Assigned task | As you look over the data below, please find each line where the word "degrees" appears, then copy it.

Page and application data records
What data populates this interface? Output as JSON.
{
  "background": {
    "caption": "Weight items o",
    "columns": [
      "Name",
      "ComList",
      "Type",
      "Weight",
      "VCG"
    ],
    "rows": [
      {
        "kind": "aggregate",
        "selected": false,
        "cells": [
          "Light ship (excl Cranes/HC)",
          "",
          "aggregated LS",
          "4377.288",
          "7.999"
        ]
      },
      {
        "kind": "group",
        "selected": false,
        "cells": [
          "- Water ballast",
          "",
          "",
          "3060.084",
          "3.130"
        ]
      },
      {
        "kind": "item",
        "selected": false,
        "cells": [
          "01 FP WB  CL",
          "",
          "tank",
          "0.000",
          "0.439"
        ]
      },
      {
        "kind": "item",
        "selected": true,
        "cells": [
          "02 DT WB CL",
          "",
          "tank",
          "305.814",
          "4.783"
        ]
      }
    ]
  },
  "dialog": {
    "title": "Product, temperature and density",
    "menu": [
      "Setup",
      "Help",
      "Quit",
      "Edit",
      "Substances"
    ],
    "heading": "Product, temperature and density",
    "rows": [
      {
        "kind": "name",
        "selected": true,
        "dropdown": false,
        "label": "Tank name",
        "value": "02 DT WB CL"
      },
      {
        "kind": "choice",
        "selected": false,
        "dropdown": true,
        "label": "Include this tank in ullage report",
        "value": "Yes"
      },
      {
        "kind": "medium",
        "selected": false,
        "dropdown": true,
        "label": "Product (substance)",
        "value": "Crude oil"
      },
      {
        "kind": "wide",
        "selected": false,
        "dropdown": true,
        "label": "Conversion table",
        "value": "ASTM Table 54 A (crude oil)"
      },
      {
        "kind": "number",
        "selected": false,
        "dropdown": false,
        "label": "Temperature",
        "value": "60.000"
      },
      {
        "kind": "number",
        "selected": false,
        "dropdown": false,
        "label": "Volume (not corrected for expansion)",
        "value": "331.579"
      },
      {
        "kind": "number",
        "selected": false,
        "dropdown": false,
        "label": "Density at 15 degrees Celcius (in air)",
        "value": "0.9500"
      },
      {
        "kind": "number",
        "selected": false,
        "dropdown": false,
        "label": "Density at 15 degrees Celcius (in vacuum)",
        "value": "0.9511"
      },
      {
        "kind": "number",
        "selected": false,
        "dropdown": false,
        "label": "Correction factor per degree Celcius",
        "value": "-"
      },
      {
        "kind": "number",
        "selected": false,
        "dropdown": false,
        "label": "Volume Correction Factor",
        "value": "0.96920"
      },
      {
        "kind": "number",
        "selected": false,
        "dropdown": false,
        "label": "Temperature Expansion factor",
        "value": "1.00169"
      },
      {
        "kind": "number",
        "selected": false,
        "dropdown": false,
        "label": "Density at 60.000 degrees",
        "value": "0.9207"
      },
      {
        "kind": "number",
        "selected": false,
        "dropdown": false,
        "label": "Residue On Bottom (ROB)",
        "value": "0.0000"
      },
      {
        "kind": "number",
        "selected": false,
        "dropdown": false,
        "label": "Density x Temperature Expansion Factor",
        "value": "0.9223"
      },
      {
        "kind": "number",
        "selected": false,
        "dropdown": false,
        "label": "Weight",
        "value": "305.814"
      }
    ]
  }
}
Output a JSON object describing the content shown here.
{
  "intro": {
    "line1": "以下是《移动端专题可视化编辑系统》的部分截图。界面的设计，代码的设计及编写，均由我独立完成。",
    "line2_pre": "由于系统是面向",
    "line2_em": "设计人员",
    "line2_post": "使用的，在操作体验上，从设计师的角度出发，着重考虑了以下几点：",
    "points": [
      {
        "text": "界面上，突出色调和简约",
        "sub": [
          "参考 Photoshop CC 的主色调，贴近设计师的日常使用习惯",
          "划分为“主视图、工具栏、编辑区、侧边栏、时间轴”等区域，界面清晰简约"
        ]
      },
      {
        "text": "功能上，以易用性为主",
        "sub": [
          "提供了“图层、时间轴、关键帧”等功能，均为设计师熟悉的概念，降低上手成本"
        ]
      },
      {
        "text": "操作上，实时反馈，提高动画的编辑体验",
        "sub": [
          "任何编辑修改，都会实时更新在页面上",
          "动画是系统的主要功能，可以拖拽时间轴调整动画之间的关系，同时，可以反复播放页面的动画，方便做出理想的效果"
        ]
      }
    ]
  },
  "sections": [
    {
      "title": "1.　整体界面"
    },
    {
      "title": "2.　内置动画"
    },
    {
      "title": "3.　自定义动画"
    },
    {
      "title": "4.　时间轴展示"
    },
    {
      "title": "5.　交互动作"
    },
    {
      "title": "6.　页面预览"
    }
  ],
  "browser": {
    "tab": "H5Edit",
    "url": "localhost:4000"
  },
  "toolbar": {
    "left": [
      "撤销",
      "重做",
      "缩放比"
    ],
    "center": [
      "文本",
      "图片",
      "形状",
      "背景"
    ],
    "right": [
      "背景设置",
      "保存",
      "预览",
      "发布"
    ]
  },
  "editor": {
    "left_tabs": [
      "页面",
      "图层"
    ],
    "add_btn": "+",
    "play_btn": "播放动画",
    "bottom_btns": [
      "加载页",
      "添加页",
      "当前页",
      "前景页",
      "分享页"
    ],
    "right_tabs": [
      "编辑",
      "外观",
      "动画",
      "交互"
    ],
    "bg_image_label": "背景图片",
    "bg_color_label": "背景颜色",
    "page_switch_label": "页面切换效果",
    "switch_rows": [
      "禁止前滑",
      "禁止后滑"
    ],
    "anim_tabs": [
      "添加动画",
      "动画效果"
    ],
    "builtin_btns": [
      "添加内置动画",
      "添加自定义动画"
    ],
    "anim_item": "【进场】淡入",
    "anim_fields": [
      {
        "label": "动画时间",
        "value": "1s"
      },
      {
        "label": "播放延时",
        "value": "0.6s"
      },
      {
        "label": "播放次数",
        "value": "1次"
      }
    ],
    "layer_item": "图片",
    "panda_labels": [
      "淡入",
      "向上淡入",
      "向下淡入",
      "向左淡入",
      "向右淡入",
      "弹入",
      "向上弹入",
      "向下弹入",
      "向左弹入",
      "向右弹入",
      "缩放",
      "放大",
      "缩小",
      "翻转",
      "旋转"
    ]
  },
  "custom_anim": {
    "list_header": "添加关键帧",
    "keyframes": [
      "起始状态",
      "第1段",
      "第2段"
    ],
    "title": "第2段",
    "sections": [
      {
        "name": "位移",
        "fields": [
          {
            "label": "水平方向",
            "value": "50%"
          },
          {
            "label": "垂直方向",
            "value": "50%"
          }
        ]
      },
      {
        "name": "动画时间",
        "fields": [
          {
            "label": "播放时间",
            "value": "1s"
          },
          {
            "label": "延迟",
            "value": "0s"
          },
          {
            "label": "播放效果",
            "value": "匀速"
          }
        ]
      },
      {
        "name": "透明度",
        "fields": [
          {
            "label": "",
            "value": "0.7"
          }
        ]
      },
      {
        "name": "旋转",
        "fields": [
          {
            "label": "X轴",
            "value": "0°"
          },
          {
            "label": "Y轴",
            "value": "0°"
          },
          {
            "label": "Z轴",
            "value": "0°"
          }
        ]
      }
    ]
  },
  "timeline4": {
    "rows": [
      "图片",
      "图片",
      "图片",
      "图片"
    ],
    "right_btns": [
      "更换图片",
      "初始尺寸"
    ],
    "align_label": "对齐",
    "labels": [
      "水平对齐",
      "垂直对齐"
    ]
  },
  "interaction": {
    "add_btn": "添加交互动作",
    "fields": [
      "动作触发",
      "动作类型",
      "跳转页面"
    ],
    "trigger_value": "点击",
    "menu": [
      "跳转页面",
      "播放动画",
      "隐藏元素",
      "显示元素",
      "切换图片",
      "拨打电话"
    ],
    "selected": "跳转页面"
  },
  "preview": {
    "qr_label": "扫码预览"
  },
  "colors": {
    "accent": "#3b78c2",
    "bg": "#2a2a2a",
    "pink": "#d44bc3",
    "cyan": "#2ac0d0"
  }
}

Written response |
        "label": "Density at 15 degrees Celcius (in air)",
        "label": "Density at 15 degrees Celcius (in vacuum)",
        "label": "Density at 60.000 degrees",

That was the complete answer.